  37. Pettit GR, Doubek DL, Herald DL, Numata A, Takahasi C, Fujiki R, Miyamoto T (1991) Isolation and structure of cytostatic steroidal saponins from the African medicinal plant Balanites aegyptiaca. J Nat Prod 54:1491–1502PubMedCrossRefGoogle Scholar
  38. Pierik RLM (1997) In vitro culture of higher plants. Martinus Nijhoff Publishers, DordrechtGoogle Scholar
  39. Rao MV, Shah KD, Rajani M (1997) Contraceptive efficacy of Balanites roxburghii pericarp extract in male mice (Mus musculus). Phytother Res 11:469–471CrossRefGoogle Scholar
  40. Sands MJ (2001) The desert date and its relatives: a revision of the genus Balanites. Kew Bulletin 56:1–128CrossRefGoogle Scholar
  41. Sarker SD, Bartholomew B, Nash RJ (2000) Alkaloids from Balanites aegyptiaca. Fitoterapia 71:328–330PubMedCrossRefGoogle Scholar
  42. Sharma M (2002) Agricultural biotechnology, in country case studies, edited by GJ Persley and LR Maclntyre (CAB International) 51–60Google Scholar
  43. Siddique I, Anis M (2009a) Direct plant regeneration from nodal explants of Balanites aegyptiaca L. (Del.): a valuable medicinal tree. New Fores 37:53–62CrossRefGoogle Scholar
  44. Sidiyene EA (1996) Trees and shrubs in the Adrar Iforas, Mali. Editions de I’orslom, Paris, France.Google Scholar
  45. Srivastava J, Lambert J, Vietmayer N (1995) Medicinal plants: a growing role in development agriculture and natural resources. Department of agriculture and forestry system. The World Bank, Washington, USAGoogle Scholar
  46. Staerk D, Chapagain BP, Lindin T, Wiesman Z, Jaroszewski JW (2006) Structural analysis of complexsaponins of Balanites aegyptiaca by 800 MHz 1H NMR spectroscopy. Magn Reson Chem 44:923–998PubMedCrossRefGoogle Scholar
  47. Thorpe TA, Harry IS (1991) Application of micropropagation to forestry. In: Debergh PC, Zimmerman RH (eds) Micropropagation: technology and application. Kluwer Academic Publishers, Dordrecht, pp 311–336Google Scholar
  48. Varshney A, Anis M (2013) Direct plantlet regeneration from segments of root of Balanites aegyptiaca Del. (L.)- a biofuel arid tree. Int J Pharm Bio Sci 4:987–999Google Scholar
  49. Vines G (2004) Herbal harvests with a future: towards a sustainable source for medicinal plants, Plant Life International. www.plantlife.org.uk.
  50. Von Maydell HJ (1984) Arbes et arbustes du Sahel: leurs caracteristiques et leurs utilisations. GTZ, Eschborn, 531Google Scholar
  51. Williams CG, Savolainen O (1996) Inbreeding depression in conifers: implications for using selfing as a breeding strategy. Fores Sci 42:102–117Google Scholar
  52. Yasodha R, Sumathi R, Gurumurthi K (2004) Micropropagation for quality propagule production in plantation forestry. Indian J Biotechnol 3:159–170Google Scholar

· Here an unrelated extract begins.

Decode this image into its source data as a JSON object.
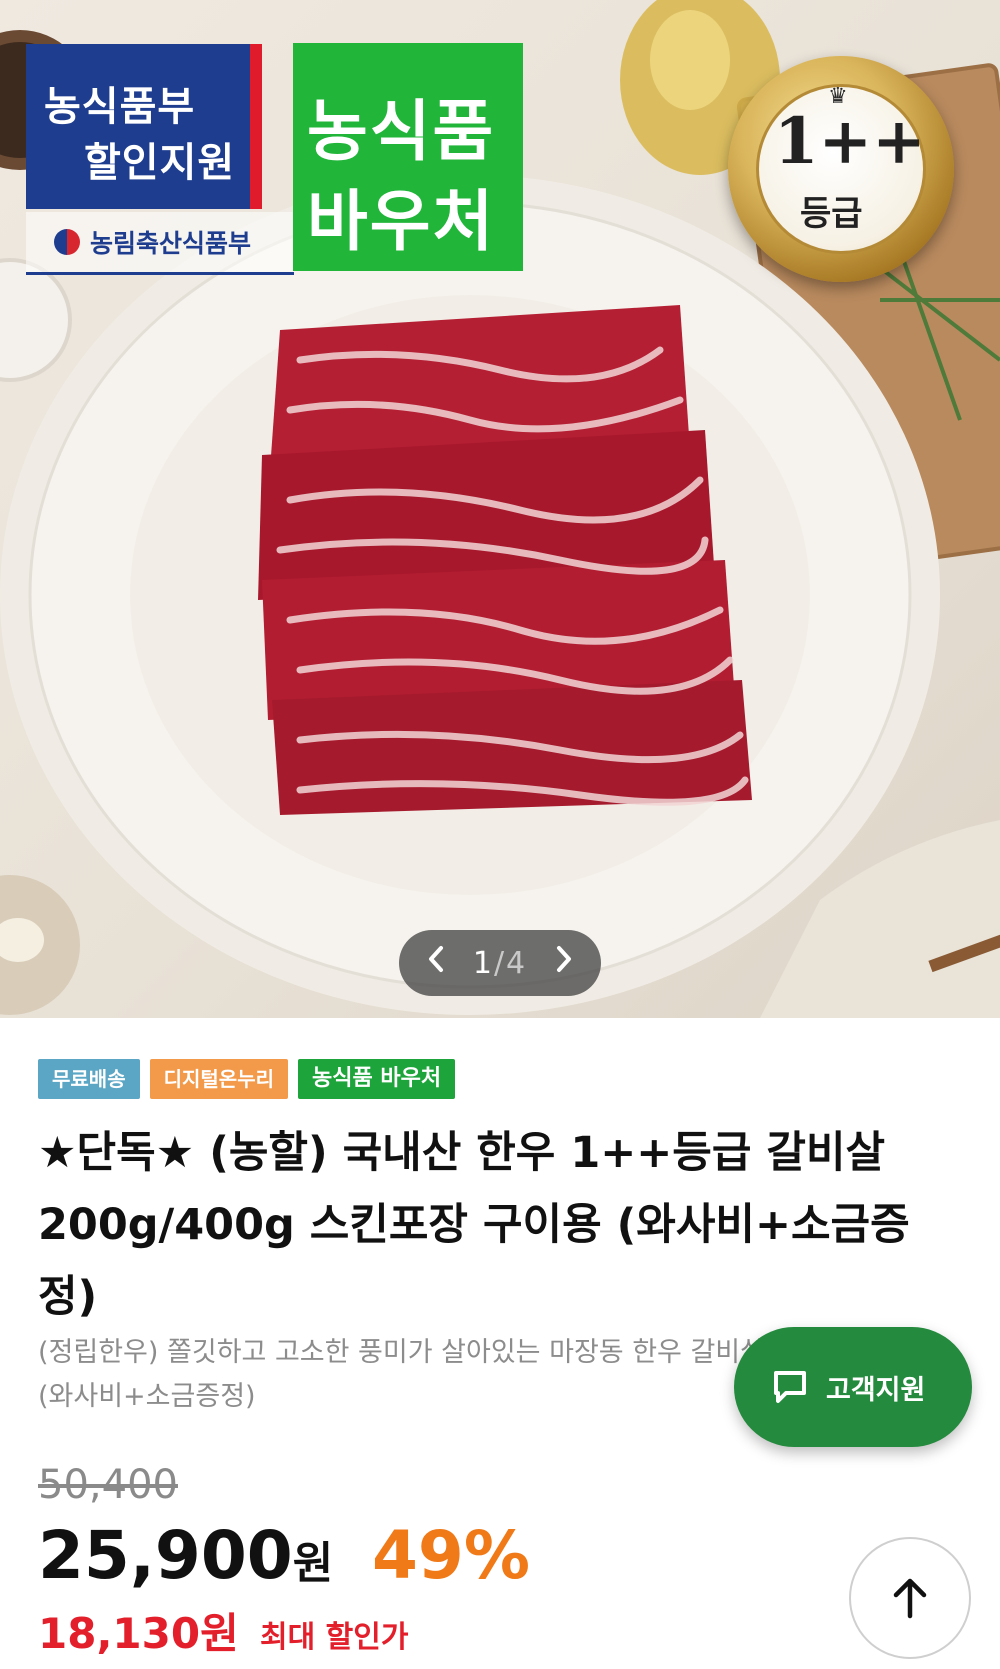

Copyright information

© Springer India 2014

Authors and Affiliations

  1. 1.Department of Botany Plant Biotechnology LaboratoryAligarh Muslim UniversityAligarhIndia

Personalised recommendations